According to Britain's Sunday Telegraph, Le Coin de Verre is at the forefront of "a culinary resistance movement" dedicated to flouting the E.U.'s food-safety regulations. Why bother? Because these dishes taste good, despite (or in some cases because of) the microbes and other ingredients that frighten regulators. As owner Hugues Calliger sensibly told the Telegraph, "Risky food should be marked and labeled. The people should be free to eat it if they choose."

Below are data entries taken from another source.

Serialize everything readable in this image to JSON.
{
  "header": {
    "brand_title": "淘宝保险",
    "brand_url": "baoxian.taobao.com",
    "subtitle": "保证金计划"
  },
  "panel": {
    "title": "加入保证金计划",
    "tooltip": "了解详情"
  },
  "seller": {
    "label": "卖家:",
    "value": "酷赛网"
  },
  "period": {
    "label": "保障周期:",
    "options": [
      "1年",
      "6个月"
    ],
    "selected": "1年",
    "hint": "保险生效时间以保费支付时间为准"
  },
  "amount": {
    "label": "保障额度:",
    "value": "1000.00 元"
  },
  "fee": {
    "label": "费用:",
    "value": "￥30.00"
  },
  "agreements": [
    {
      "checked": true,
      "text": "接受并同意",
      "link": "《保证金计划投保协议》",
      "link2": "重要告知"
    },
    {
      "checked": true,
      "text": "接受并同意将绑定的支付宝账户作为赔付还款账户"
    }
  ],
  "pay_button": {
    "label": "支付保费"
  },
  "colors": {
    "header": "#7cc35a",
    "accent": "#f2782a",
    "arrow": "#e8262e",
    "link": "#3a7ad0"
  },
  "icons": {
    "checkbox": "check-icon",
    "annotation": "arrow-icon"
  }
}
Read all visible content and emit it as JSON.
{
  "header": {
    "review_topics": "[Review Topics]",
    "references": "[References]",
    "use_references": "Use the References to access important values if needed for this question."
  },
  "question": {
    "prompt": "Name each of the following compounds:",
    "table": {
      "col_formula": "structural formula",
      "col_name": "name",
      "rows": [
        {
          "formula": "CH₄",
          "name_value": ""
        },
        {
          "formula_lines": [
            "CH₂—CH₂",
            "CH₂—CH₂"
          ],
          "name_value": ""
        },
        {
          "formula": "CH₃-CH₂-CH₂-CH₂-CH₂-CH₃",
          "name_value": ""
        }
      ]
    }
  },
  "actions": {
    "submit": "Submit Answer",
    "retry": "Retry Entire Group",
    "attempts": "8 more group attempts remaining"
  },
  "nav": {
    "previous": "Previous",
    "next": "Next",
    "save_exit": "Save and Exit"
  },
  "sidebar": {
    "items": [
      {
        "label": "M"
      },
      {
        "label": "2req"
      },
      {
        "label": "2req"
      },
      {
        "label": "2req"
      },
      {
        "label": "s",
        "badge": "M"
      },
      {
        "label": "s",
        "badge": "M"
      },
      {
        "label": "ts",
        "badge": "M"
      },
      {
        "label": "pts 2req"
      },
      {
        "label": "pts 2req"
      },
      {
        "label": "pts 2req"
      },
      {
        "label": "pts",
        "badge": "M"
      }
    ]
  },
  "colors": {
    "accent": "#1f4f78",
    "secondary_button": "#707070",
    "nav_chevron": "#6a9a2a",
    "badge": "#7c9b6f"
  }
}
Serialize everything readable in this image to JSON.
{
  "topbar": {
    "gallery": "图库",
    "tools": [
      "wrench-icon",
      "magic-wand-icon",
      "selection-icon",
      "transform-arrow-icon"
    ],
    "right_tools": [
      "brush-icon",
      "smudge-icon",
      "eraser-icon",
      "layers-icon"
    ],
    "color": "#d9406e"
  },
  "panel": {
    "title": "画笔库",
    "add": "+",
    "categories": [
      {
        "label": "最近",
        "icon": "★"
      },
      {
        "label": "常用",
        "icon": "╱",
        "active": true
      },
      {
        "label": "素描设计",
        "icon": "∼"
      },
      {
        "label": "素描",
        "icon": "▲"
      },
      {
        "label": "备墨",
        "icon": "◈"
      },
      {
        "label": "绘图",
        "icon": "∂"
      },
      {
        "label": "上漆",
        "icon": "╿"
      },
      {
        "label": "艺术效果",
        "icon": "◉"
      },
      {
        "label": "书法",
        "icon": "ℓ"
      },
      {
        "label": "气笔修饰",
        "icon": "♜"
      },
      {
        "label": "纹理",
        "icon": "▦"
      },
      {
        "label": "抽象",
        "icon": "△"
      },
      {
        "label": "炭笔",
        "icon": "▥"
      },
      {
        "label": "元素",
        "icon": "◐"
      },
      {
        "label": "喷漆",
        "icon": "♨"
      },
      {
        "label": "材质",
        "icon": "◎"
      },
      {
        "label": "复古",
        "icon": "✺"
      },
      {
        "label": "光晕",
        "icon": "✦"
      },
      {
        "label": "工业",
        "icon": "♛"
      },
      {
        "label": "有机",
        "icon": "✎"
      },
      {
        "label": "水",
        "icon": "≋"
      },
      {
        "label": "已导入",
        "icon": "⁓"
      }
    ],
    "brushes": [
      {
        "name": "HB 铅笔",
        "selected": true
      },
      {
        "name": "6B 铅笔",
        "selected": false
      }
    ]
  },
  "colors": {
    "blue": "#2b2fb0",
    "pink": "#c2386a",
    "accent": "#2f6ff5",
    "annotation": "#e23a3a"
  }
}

This new French resistance continues a national tradition that has staked out territory where the state treads in vain. Although the French have embraced a high level of government involvement in the workplace and the school (indeed, they'll riot if the state threatens to pull out), they've refused to abide by most laws affecting personal pleasures. France has almost as many anti-smoking rules as the United States, for example, but no one obeys them. The Académie Française, which regulates the French language, impotently insists that such terms as le balladeur be used rather than le Walkman. The French famously regard American medical attitudes toward drinking (never mind cholesterol) as nonsense.

And now this. Someone should have warned the E.U. that it was the French who discovered the first lesson of revolution: If you want to make an omelet, you've got to break an egg.